Johnson: It’s amazing. It’s one of these examples I try to celebrate in this new book. Frankly, starting with the internet, where people who got together and are really contributing their labor and their ideas—with defining how the internet should work without trying to own those ideas, or patent those ideas. In this kind of open, vast collaboration creating these huge epic things that change the world. If we’re having this conversation 40 years ago, all these things that we now take for granted—whether it’s Wikipedia, whether it’s something like the web, or something like open source software—40 years ago, the whole idea of this kind of collaboration would sound like the most ridiculous fantasy. Like something that someone would’ve been talking about in a commune in northern California. Now we can look at them, and we can say, hey, actually this works. This kind of collaboration actually built stuff. It’s a very cool time to be thinking about these things.
Gameological: In the book, you also have a section on the ramifications of Kickstarter. Is crowdfunding the future of game development?
Johnson: I think we will see more and more. Here’s another really great dimension that I actually didn’t talk about in the book—it comes from Wikipedia—that I think is going to be increasingly commonplace. So, the “stub” in Wikipedia. That’s a huge part of how Wikipedia works. Not just people writing entries, but pointing out what should have an entry. There’s a hole here we need to fill, and by identifying the hole a bunch of people will come and fill it. In the Kickstarter model, there’s a little bit of that. Someone says, I’m a creative person—I’m a game designer, or a musician, and I’ve got this stub of a project that I think the world should have, and I need $10,000 or a million dollars to finish it. Help me reach my goal.
Just having that mechanism has been amazing, the success of it. It’s this kind of miraculous thing that shouldn’t work in practice but somehow does. The next step, maybe there’s a process whereby the peer network of ordinary folks can propose things that should exist in the world, and then that kind of request triggers game designers to come and build it and then they get funding from the crowd as well. So you have a totally different kind of mechanism, like the crowd is saying this is what we want, somebody build this, and then people kind of compete to get the right to build it, and then they get funds from future buyers of it, and then it gets built. The whole process is kind of bottom up all the way through.
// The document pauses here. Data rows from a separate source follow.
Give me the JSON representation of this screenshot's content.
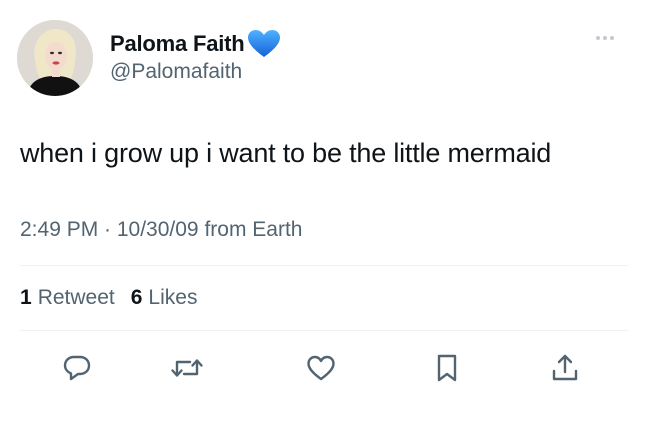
{
  "tweet": {
    "author": {
      "display_name": "Paloma Faith",
      "handle": "@Palomafaith",
      "verified_color": "#1d9bf0",
      "avatar_icon": "profile-photo"
    },
    "text": "when i grow up i want to be the little mermaid",
    "meta": "2:49 PM · 10/30/09 from Earth",
    "stats": {
      "retweets_count": "1",
      "retweets_label": "Retweet",
      "likes_count": "6",
      "likes_label": "Likes"
    },
    "actions": [
      {
        "name": "reply",
        "icon": "speech-bubble-icon"
      },
      {
        "name": "retweet",
        "icon": "retweet-arrows-icon"
      },
      {
        "name": "like",
        "icon": "heart-icon"
      },
      {
        "name": "bookmark",
        "icon": "bookmark-icon"
      },
      {
        "name": "share",
        "icon": "share-up-arrow-icon"
      }
    ],
    "more_icon": "ellipsis-icon"
  },
  "colors": {
    "text_primary": "#0f1419",
    "text_secondary": "#536471",
    "divider": "#eff3f4",
    "icon": "#536471"
  }
}
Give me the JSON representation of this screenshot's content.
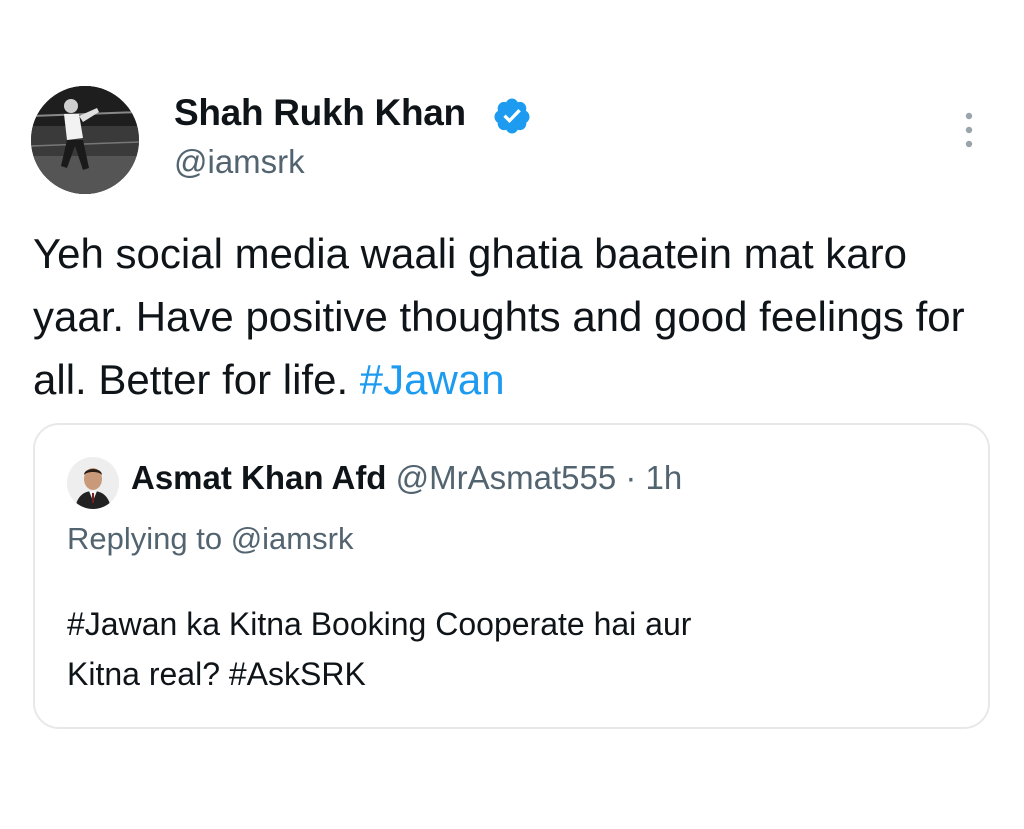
{
  "tweet": {
    "author": {
      "display_name": "Shah Rukh Khan",
      "handle": "@iamsrk",
      "verified": true,
      "avatar_icon": "profile-photo"
    },
    "more_icon": "more-vertical-icon",
    "text": "Yeh social media waali ghatia baatein mat karo yaar. Have positive thoughts and good feelings for all. Better for life. ",
    "hashtag": "#Jawan"
  },
  "quoted_tweet": {
    "author": {
      "display_name": "Asmat Khan Afd",
      "handle": "@MrAsmat555",
      "separator": " · ",
      "time": "1h",
      "avatar_icon": "profile-photo"
    },
    "replying_to": "Replying to @iamsrk",
    "text_line1": "#Jawan ka Kitna Booking Cooperate hai aur",
    "text_line2": "Kitna real? #AskSRK"
  },
  "colors": {
    "link": "#1d9bf0",
    "secondary_text": "#536471",
    "primary_text": "#0f1419",
    "border": "#e6e8ea"
  }
}
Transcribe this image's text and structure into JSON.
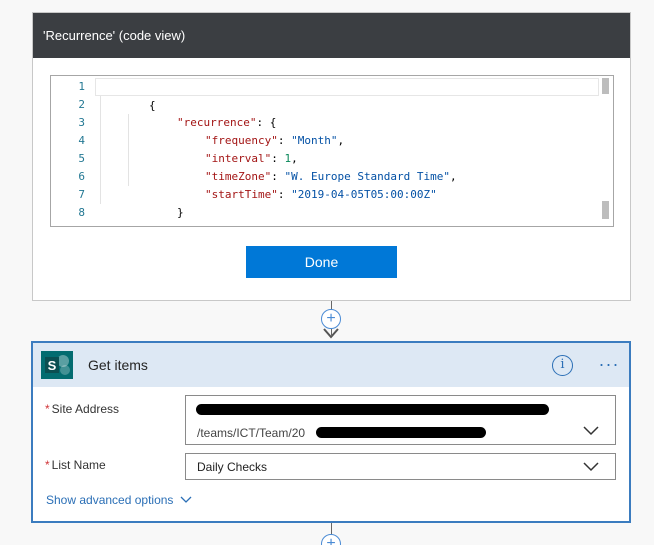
{
  "recurrence_card": {
    "title": "'Recurrence' (code view)",
    "done_label": "Done",
    "code": {
      "line_numbers": [
        "1",
        "2",
        "3",
        "4",
        "5",
        "6",
        "7",
        "8"
      ],
      "line1": "{",
      "line2_key": "\"recurrence\"",
      "line2_rest": ": {",
      "line3_key": "\"frequency\"",
      "line3_value": "\"Month\"",
      "line4_key": "\"interval\"",
      "line4_value": "1",
      "line5_key": "\"timeZone\"",
      "line5_value": "\"W. Europe Standard Time\"",
      "line6_key": "\"startTime\"",
      "line6_value": "\"2019-04-05T05:00:00Z\"",
      "line7": "}",
      "line8": "}",
      "sep": ": ",
      "comma": ","
    }
  },
  "connector": {
    "plus_symbol": "+"
  },
  "get_items_card": {
    "title": "Get items",
    "info_symbol": "i",
    "more_symbol": "···",
    "site_address": {
      "label": "Site Address",
      "value_line2_visible": "/teams/ICT/Team/20"
    },
    "list_name": {
      "label": "List Name",
      "value": "Daily Checks"
    },
    "show_advanced_label": "Show advanced options",
    "required_mark": "*"
  },
  "colors": {
    "header_dark": "#3b3e42",
    "primary_button": "#0078d7",
    "card_border_blue": "#3b7cbf",
    "card_header_blue": "#dde8f4",
    "sharepoint_teal": "#036c70",
    "required_red": "#d13438"
  },
  "icons": {
    "add_step": "plus-circle-icon",
    "sharepoint": "sharepoint-icon",
    "info": "info-icon",
    "more": "ellipsis-icon",
    "dropdown": "chevron-down-icon",
    "connector_arrow": "arrow-down-icon"
  }
}
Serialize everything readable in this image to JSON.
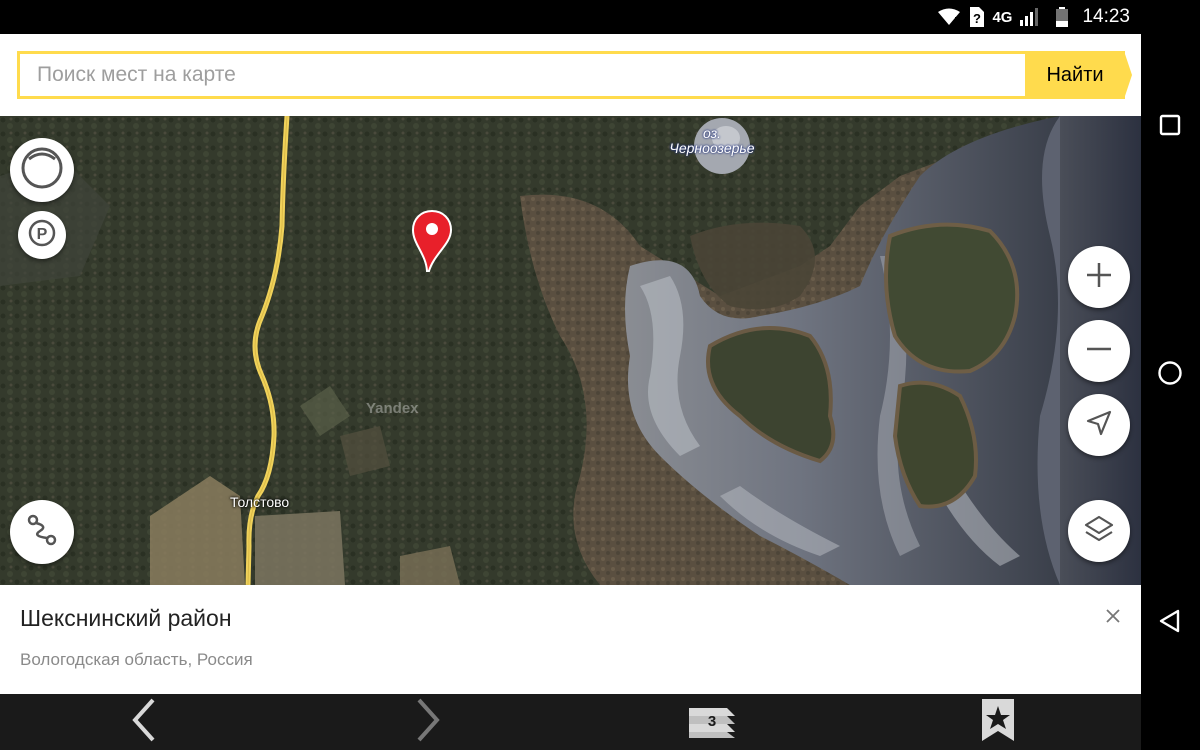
{
  "status_bar": {
    "network": "4G",
    "time": "14:23"
  },
  "search": {
    "placeholder": "Поиск мест на карте",
    "button_label": "Найти"
  },
  "map": {
    "lake_label_line1": "оз.",
    "lake_label_line2": "Черноозерье",
    "village_label": "Толстово",
    "watermark": "Yandex",
    "controls": {
      "left": [
        "traffic-icon",
        "parking-icon",
        "route-icon"
      ],
      "right": [
        "zoom-in-icon",
        "zoom-out-icon",
        "location-arrow-icon",
        "layers-icon"
      ]
    }
  },
  "place_card": {
    "title": "Шекснинский район",
    "subtitle": "Вологодская область, Россия"
  },
  "bottom_bar": {
    "tabs_count": "3"
  },
  "colors": {
    "accent": "#ffdb4d",
    "pin": "#e8202a",
    "road": "#f0d25a"
  }
}
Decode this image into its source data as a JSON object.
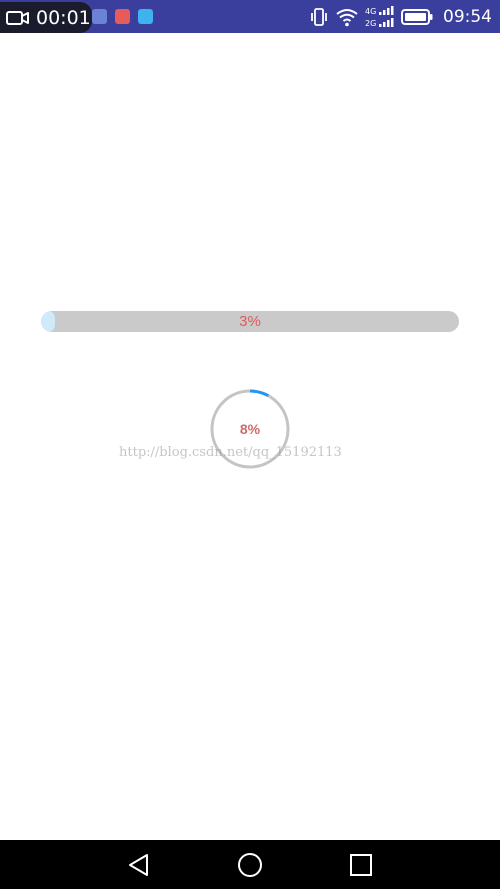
{
  "status_bar": {
    "recording_timer": "00:01",
    "time": "09:54",
    "network_top": "4G",
    "network_bottom": "2G",
    "notification_icons": [
      "app-icon-1",
      "app-icon-2",
      "app-icon-3"
    ],
    "colors": {
      "background": "#3a3f9e"
    }
  },
  "progress_bar": {
    "label": "3%",
    "value": 0.03,
    "colors": {
      "track": "#cacaca",
      "fill": "#cfeaf9",
      "text": "#e05a5a"
    }
  },
  "circular_progress": {
    "label": "8%",
    "value": 0.08,
    "colors": {
      "track": "#c4c4c4",
      "arc": "#2196f3",
      "text": "#d06a6a"
    }
  },
  "watermark": {
    "text": "http://blog.csdn.net/qq_15192113"
  },
  "nav_bar": {
    "buttons": [
      "back-icon",
      "home-icon",
      "recents-icon"
    ]
  }
}
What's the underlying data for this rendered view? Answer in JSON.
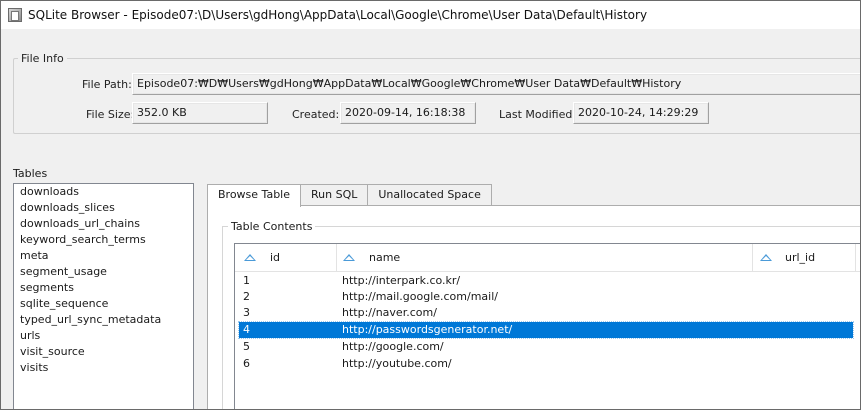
{
  "window": {
    "title": "SQLite Browser - Episode07:\\D\\Users\\gdHong\\AppData\\Local\\Google\\Chrome\\User Data\\Default\\History"
  },
  "file_info": {
    "group_label": "File Info",
    "path_label": "File Path:",
    "path_value": "Episode07:₩D₩Users₩gdHong₩AppData₩Local₩Google₩Chrome₩User Data₩Default₩History",
    "size_label": "File Size:",
    "size_value": "352.0 KB",
    "created_label": "Created:",
    "created_value": "2020-09-14, 16:18:38",
    "modified_label": "Last Modified:",
    "modified_value": "2020-10-24, 14:29:29"
  },
  "tables": {
    "label": "Tables",
    "items": [
      "downloads",
      "downloads_slices",
      "downloads_url_chains",
      "keyword_search_terms",
      "meta",
      "segment_usage",
      "segments",
      "sqlite_sequence",
      "typed_url_sync_metadata",
      "urls",
      "visit_source",
      "visits"
    ]
  },
  "tabs": [
    {
      "label": "Browse Table",
      "active": true
    },
    {
      "label": "Run SQL",
      "active": false
    },
    {
      "label": "Unallocated Space",
      "active": false
    }
  ],
  "table_contents": {
    "label": "Table Contents",
    "columns": [
      "id",
      "name",
      "url_id"
    ],
    "rows": [
      {
        "id": "1",
        "name": "http://interpark.co.kr/",
        "url_id": ""
      },
      {
        "id": "2",
        "name": "http://mail.google.com/mail/",
        "url_id": ""
      },
      {
        "id": "3",
        "name": "http://naver.com/",
        "url_id": ""
      },
      {
        "id": "4",
        "name": "http://passwordsgenerator.net/",
        "url_id": "",
        "selected": true
      },
      {
        "id": "5",
        "name": "http://google.com/",
        "url_id": ""
      },
      {
        "id": "6",
        "name": "http://youtube.com/",
        "url_id": ""
      }
    ]
  },
  "colors": {
    "selection": "#0078d7",
    "sort_icon": "#4a9ad8"
  }
}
Gameological: Maybe I can finally get that Mortal Kombat-style fighting game pitting bloodthirsty Victorian poet against bloodthirsty Victorian poet off the ground.
Johnson: The other thing about gamers is that the line between being a game player and a game creator is so much blurrier when compared to people who watch movies. Ninety-nine percent of the people who watch movies have no ambition to make their own movie. Lots of gamers are tinkerers, though, and they build mods and there’s something about the nature of a game that’s interactive. There are a lot of armchair game-designer expertise in that community that could be unlocked if you gave people the right button for it.
And now, we put the question to you. Tell us what you’ve been playing lately, and which games—video or otherwise—are on your playlist for the weekend.